● Assignment
Return the data below exactly, but only from the line containing "Convert this screenshot" through the line containing "Give me the", with both of those lines included.

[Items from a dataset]
━━━━━━━━━━━━━━━━━━━━━━━━━━━━━━
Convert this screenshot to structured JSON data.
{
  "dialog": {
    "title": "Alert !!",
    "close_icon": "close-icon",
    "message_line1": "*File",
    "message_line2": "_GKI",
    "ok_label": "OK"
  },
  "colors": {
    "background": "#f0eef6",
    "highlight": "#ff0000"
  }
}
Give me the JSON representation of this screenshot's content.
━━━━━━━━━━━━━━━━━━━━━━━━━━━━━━
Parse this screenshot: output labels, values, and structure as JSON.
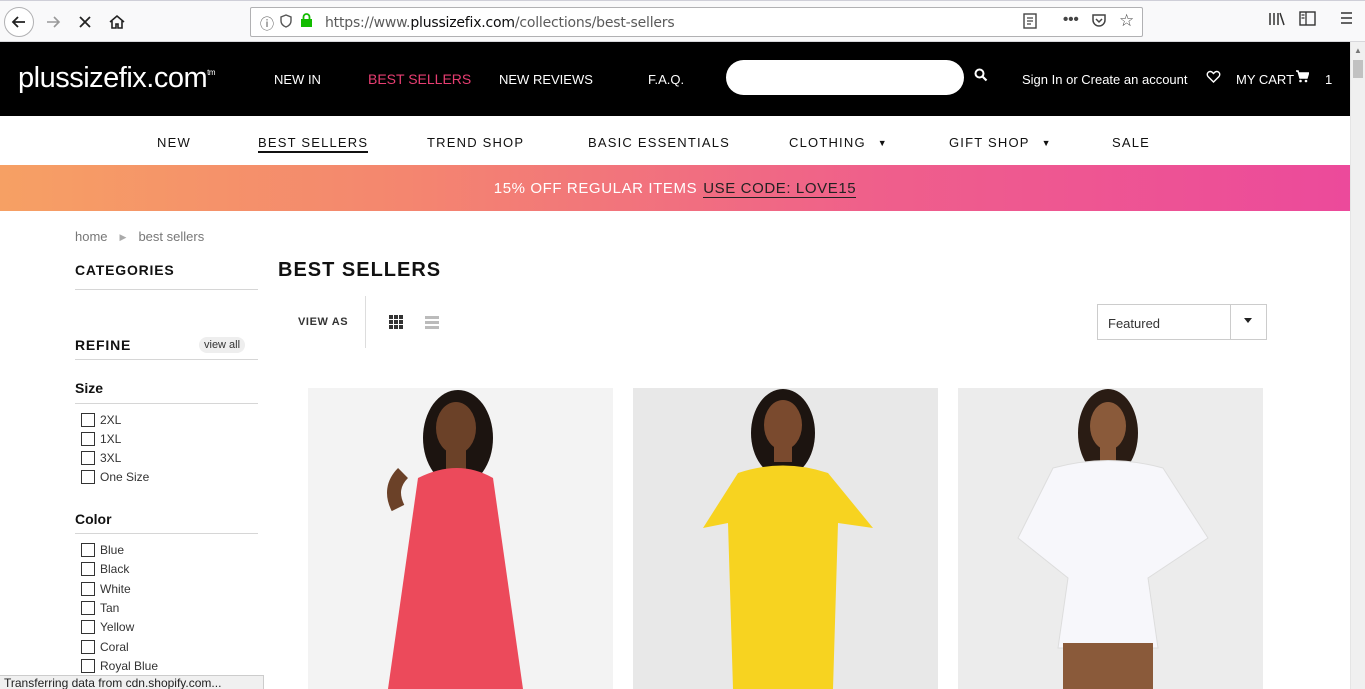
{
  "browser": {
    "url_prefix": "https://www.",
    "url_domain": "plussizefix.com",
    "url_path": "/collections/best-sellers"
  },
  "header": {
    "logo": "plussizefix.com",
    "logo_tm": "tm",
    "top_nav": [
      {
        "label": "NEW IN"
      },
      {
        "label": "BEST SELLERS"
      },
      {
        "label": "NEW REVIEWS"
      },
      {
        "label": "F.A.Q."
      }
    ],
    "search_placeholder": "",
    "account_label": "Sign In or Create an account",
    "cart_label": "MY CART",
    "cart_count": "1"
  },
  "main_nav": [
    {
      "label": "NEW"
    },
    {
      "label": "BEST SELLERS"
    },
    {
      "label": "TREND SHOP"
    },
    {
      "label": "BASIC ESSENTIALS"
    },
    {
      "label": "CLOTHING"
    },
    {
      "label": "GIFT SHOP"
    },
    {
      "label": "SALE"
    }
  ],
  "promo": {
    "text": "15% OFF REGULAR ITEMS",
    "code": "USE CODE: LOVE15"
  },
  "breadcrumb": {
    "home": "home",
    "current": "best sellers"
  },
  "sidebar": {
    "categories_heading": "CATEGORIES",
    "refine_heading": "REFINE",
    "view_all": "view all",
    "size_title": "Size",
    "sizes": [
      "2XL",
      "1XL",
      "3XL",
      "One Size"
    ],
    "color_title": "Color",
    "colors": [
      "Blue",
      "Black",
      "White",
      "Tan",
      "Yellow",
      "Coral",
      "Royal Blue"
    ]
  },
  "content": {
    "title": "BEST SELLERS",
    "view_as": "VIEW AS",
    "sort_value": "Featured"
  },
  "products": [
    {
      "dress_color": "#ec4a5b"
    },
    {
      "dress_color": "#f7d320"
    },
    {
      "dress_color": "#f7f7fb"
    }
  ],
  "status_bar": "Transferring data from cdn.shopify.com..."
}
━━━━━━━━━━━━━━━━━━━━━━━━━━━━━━
● Answer section
Convert this screenshot to structured JSON data.
{
  "dialog": {
    "title": "Alert !!",
    "close_icon": "close-icon",
    "message_line1": "*File",
    "message_line2": "_GKI",
    "ok_label": "OK"
  },
  "colors": {
    "background": "#f0eef6",
    "highlight": "#ff0000"
  }
}
Give me the JSON representation of this screenshot's content.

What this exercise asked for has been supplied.